TO DO: Look over the entries that follow and work out how many lines contain "icon". State the number only.

◆ ◆ ◆

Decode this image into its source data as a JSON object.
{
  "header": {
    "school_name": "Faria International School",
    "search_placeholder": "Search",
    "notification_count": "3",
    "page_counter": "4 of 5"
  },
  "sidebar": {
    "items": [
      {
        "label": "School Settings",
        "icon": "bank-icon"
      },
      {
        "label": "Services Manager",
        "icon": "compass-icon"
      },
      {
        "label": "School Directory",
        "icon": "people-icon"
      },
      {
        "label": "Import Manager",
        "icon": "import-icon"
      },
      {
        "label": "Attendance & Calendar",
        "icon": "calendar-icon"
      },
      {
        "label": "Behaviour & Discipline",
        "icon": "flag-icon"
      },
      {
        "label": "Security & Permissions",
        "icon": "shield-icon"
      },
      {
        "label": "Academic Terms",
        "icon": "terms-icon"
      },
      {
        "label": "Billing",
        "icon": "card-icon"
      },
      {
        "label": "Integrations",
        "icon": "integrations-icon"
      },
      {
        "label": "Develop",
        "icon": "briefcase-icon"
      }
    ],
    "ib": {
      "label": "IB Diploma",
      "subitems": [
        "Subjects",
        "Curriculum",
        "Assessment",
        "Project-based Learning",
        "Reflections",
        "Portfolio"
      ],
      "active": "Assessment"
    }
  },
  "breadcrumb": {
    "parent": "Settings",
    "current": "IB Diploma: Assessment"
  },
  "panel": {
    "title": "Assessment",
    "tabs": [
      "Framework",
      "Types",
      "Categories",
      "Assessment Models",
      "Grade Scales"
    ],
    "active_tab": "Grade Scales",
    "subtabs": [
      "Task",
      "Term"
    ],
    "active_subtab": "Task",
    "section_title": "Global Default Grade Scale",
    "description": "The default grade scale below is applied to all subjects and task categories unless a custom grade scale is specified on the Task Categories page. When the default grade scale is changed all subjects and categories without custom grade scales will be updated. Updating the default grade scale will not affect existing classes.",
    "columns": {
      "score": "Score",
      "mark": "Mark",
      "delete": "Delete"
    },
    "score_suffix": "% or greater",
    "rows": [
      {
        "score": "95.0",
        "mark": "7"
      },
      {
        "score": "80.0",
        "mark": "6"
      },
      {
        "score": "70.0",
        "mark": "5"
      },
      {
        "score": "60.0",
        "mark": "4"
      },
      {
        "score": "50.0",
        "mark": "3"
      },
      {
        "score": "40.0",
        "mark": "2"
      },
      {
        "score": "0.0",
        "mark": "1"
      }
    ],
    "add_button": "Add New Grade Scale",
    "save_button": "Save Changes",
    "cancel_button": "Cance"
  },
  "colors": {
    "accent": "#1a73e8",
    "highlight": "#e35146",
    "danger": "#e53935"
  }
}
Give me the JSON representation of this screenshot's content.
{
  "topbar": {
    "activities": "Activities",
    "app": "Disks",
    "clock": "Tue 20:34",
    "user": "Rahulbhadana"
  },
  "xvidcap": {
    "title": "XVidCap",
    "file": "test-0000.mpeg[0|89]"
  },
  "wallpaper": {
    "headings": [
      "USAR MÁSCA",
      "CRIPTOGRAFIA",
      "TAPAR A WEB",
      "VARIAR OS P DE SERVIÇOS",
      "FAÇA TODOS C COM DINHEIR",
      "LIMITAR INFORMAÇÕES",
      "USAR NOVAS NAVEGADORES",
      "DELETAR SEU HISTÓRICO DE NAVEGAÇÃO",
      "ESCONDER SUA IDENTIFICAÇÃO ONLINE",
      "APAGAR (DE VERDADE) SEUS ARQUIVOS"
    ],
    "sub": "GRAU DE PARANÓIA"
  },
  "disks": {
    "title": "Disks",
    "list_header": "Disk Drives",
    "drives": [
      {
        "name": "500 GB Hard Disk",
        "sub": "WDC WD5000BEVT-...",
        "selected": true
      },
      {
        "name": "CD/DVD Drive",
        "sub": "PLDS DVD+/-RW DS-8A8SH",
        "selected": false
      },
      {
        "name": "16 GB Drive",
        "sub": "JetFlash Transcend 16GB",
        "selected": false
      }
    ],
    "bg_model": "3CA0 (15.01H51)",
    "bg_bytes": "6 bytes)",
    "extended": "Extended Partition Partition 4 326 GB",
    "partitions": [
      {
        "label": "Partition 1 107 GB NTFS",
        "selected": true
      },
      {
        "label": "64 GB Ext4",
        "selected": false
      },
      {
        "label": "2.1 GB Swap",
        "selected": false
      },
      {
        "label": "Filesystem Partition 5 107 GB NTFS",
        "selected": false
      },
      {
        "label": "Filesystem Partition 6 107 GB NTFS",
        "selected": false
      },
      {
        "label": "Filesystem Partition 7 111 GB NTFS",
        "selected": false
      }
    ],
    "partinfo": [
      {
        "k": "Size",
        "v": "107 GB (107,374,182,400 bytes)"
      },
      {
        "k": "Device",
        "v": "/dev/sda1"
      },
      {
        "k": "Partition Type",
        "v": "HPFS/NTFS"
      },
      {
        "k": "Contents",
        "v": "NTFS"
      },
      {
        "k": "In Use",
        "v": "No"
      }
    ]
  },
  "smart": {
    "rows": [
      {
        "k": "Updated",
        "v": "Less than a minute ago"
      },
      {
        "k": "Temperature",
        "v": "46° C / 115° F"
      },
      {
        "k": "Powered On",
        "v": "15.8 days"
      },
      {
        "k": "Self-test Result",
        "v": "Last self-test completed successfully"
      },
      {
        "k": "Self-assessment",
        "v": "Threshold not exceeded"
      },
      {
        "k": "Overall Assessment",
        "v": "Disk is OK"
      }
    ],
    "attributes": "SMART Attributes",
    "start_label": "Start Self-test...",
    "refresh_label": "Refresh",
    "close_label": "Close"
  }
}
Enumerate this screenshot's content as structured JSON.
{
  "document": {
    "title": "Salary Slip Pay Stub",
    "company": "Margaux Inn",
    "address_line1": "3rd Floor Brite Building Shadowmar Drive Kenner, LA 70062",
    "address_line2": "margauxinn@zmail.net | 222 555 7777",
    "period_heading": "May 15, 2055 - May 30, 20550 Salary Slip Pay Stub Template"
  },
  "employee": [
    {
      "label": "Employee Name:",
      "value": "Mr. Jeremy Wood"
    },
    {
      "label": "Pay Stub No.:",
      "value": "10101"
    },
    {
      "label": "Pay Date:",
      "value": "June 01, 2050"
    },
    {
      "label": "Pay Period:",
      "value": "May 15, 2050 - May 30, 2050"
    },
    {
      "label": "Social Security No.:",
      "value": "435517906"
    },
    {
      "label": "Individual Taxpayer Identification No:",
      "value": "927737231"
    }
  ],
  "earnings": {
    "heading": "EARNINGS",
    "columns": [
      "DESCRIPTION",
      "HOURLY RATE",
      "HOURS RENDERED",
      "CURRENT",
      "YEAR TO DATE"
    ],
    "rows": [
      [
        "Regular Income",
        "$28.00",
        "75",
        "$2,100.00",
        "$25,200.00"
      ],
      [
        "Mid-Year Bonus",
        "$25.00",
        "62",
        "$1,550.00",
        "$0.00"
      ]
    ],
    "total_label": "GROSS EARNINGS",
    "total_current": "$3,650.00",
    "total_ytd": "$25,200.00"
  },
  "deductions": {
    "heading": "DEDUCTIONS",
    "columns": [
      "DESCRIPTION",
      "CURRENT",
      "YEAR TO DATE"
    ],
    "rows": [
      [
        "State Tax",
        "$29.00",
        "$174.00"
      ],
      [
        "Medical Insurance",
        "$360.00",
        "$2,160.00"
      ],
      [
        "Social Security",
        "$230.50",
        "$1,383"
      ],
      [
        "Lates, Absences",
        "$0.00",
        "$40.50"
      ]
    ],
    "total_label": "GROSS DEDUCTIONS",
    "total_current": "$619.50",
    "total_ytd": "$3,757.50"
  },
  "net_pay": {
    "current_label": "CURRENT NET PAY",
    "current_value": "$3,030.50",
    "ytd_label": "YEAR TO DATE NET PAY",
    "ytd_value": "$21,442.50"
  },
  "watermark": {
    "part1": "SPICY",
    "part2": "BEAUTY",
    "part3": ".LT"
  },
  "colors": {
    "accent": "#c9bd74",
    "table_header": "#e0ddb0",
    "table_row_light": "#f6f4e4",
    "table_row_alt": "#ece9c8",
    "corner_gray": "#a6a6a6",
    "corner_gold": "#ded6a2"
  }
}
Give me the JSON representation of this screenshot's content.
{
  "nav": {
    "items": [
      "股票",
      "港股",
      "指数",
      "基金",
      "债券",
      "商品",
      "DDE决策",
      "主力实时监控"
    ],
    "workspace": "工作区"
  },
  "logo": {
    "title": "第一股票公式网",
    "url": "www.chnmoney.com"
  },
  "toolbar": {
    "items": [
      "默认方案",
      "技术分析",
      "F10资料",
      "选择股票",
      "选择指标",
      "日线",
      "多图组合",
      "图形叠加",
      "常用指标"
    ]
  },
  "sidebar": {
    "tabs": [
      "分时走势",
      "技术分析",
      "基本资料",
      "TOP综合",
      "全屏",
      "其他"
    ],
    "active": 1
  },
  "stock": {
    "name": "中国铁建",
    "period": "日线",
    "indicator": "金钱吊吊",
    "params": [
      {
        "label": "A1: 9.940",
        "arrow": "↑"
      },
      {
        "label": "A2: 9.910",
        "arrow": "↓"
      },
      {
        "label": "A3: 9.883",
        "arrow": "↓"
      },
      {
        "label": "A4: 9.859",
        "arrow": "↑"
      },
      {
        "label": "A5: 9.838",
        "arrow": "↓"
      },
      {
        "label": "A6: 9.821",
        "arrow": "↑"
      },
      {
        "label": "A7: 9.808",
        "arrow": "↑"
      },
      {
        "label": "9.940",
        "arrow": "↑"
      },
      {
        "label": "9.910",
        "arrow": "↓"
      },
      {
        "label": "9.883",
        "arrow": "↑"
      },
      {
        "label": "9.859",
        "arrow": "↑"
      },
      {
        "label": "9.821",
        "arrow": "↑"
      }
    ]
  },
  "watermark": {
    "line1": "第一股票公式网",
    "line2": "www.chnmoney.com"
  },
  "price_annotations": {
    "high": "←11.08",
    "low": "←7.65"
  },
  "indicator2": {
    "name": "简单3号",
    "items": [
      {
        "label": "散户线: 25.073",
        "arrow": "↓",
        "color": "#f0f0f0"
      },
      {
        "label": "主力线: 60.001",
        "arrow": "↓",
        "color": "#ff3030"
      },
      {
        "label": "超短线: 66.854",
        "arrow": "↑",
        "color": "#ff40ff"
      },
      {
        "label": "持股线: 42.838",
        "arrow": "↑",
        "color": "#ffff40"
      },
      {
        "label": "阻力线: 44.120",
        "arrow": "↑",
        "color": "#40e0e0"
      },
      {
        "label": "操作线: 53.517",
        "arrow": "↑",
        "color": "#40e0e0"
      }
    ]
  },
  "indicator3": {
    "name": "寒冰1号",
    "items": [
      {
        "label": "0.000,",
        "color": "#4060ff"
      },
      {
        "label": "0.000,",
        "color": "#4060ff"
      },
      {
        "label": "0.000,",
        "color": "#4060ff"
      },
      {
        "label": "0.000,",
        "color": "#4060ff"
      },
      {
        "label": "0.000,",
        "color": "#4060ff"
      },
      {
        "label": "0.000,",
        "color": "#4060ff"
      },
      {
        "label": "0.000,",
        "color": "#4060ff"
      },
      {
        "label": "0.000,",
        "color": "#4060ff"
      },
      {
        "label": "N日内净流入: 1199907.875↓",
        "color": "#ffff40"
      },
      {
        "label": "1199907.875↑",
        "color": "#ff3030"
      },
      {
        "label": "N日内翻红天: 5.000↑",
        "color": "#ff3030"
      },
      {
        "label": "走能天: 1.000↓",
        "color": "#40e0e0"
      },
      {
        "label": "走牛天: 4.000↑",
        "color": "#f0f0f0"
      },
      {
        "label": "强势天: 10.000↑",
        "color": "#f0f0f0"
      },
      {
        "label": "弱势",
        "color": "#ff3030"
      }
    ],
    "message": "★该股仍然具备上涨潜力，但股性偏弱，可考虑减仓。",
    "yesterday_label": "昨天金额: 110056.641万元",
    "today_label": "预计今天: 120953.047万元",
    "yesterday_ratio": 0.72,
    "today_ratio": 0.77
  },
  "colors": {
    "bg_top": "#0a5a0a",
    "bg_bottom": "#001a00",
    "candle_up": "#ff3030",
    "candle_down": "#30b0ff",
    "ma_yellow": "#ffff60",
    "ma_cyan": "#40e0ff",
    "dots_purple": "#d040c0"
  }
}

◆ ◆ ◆

RESULT FOR THIS TASK: 11